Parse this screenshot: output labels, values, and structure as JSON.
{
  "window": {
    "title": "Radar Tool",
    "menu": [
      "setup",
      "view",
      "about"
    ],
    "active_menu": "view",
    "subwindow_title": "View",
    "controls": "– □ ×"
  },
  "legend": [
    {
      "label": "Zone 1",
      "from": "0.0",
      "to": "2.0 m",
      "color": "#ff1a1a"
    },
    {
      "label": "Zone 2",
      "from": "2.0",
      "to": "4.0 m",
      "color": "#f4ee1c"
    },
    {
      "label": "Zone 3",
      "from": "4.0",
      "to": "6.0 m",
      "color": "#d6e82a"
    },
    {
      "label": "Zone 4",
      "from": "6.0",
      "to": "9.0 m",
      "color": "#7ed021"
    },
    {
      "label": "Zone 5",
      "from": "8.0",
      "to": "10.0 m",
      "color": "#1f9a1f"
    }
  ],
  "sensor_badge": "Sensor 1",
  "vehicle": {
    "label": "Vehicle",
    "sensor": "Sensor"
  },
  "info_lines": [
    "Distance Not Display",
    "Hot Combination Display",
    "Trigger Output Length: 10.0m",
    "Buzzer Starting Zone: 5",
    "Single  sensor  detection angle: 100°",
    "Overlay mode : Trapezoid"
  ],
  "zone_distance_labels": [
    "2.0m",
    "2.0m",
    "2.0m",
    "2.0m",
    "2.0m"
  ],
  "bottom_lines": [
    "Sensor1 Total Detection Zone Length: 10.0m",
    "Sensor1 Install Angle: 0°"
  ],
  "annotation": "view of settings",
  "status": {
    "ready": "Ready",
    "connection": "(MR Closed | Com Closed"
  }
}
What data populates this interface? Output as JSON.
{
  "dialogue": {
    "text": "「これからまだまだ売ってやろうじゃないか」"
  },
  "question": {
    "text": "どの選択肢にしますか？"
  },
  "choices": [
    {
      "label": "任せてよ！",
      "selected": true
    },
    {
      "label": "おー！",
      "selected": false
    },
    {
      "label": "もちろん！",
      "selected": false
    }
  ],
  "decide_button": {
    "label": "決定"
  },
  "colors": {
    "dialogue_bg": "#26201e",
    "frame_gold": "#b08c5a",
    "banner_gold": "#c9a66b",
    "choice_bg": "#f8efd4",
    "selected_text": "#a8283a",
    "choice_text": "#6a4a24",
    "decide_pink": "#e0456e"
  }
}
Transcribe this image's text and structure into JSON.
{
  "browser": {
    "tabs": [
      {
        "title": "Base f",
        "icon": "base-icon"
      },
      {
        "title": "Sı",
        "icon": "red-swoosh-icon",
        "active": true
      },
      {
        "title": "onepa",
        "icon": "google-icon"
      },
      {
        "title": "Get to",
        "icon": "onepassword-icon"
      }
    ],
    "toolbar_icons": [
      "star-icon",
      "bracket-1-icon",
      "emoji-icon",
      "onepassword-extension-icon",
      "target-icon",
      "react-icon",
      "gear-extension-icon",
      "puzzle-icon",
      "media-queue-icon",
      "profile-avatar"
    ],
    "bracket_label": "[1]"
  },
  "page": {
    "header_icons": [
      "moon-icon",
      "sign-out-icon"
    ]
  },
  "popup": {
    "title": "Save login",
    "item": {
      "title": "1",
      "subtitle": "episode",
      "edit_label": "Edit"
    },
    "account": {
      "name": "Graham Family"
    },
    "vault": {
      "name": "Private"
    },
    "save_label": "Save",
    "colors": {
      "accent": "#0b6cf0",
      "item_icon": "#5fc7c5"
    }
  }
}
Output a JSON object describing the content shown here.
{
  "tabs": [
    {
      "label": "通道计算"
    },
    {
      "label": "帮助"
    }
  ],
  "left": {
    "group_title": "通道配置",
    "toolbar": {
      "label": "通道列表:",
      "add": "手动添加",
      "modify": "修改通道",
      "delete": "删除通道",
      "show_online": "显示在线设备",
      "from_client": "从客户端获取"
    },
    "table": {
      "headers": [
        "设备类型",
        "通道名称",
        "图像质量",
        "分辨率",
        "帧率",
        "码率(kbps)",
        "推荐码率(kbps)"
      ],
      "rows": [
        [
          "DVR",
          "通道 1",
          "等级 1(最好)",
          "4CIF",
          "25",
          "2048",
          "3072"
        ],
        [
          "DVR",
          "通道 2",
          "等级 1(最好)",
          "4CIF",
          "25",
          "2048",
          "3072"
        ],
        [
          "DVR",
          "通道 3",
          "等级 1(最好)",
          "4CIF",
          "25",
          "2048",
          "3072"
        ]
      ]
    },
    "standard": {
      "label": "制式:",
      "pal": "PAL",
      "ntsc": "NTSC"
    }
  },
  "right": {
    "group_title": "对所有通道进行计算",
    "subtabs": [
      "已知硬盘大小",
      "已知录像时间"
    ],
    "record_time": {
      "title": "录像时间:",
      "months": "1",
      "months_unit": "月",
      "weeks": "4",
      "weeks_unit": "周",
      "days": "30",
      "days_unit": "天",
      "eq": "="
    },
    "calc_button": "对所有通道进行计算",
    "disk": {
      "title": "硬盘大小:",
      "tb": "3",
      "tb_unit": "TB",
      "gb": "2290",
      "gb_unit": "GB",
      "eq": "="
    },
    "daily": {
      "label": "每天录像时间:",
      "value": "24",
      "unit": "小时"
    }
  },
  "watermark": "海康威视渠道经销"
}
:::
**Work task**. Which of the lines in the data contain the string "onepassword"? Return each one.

**Finished task**.
        "icon": "onepassword-icon"
      "onepassword-extension-icon",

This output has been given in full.